### The task
The whole listing below needs to be retyped without a single change.
___ Available data ___
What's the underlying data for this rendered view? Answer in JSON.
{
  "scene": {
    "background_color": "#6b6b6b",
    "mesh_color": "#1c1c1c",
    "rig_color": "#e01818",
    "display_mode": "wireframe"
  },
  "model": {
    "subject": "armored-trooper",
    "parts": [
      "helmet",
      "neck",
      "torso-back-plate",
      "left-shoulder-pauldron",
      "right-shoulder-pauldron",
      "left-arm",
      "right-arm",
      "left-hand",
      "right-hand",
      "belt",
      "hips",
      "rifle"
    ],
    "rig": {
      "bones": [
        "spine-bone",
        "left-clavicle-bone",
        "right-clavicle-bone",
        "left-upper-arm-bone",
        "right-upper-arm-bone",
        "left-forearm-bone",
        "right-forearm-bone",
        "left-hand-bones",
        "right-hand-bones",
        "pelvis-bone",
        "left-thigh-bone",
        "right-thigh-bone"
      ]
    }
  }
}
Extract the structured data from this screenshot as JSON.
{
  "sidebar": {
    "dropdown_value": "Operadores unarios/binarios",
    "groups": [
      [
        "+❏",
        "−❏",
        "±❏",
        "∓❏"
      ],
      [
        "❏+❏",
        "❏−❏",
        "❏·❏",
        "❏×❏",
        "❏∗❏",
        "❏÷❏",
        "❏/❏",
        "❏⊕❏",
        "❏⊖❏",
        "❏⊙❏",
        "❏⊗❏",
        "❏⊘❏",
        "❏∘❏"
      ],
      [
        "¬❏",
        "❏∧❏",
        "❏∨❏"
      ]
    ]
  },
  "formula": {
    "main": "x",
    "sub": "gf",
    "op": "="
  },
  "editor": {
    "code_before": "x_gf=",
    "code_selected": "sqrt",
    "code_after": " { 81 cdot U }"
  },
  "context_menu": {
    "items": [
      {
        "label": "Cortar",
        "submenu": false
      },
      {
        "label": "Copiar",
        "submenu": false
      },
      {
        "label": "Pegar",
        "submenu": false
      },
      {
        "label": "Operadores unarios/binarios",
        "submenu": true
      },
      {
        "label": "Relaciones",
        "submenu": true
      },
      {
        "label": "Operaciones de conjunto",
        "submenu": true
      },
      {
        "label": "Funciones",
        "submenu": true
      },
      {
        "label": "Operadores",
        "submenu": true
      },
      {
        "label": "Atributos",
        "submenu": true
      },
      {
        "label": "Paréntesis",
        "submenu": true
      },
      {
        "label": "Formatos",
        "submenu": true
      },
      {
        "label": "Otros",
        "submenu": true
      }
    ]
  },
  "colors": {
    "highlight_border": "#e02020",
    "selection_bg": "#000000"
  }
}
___
### Output below
What's the underlying data for this rendered view? Answer in JSON.
{
  "scene": {
    "background_color": "#6b6b6b",
    "mesh_color": "#1c1c1c",
    "rig_color": "#e01818",
    "display_mode": "wireframe"
  },
  "model": {
    "subject": "armored-trooper",
    "parts": [
      "helmet",
      "neck",
      "torso-back-plate",
      "left-shoulder-pauldron",
      "right-shoulder-pauldron",
      "left-arm",
      "right-arm",
      "left-hand",
      "right-hand",
      "belt",
      "hips",
      "rifle"
    ],
    "rig": {
      "bones": [
        "spine-bone",
        "left-clavicle-bone",
        "right-clavicle-bone",
        "left-upper-arm-bone",
        "right-upper-arm-bone",
        "left-forearm-bone",
        "right-forearm-bone",
        "left-hand-bones",
        "right-hand-bones",
        "pelvis-bone",
        "left-thigh-bone",
        "right-thigh-bone"
      ]
    }
  }
}
Extract the structured data from this screenshot as JSON.
{
  "sidebar": {
    "dropdown_value": "Operadores unarios/binarios",
    "groups": [
      [
        "+❏",
        "−❏",
        "±❏",
        "∓❏"
      ],
      [
        "❏+❏",
        "❏−❏",
        "❏·❏",
        "❏×❏",
        "❏∗❏",
        "❏÷❏",
        "❏/❏",
        "❏⊕❏",
        "❏⊖❏",
        "❏⊙❏",
        "❏⊗❏",
        "❏⊘❏",
        "❏∘❏"
      ],
      [
        "¬❏",
        "❏∧❏",
        "❏∨❏"
      ]
    ]
  },
  "formula": {
    "main": "x",
    "sub": "gf",
    "op": "="
  },
  "editor": {
    "code_before": "x_gf=",
    "code_selected": "sqrt",
    "code_after": " { 81 cdot U }"
  },
  "context_menu": {
    "items": [
      {
        "label": "Cortar",
        "submenu": false
      },
      {
        "label": "Copiar",
        "submenu": false
      },
      {
        "label": "Pegar",
        "submenu": false
      },
      {
        "label": "Operadores unarios/binarios",
        "submenu": true
      },
      {
        "label": "Relaciones",
        "submenu": true
      },
      {
        "label": "Operaciones de conjunto",
        "submenu": true
      },
      {
        "label": "Funciones",
        "submenu": true
      },
      {
        "label": "Operadores",
        "submenu": true
      },
      {
        "label": "Atributos",
        "submenu": true
      },
      {
        "label": "Paréntesis",
        "submenu": true
      },
      {
        "label": "Formatos",
        "submenu": true
      },
      {
        "label": "Otros",
        "submenu": true
      }
    ]
  },
  "colors": {
    "highlight_border": "#e02020",
    "selection_bg": "#000000"
  }
}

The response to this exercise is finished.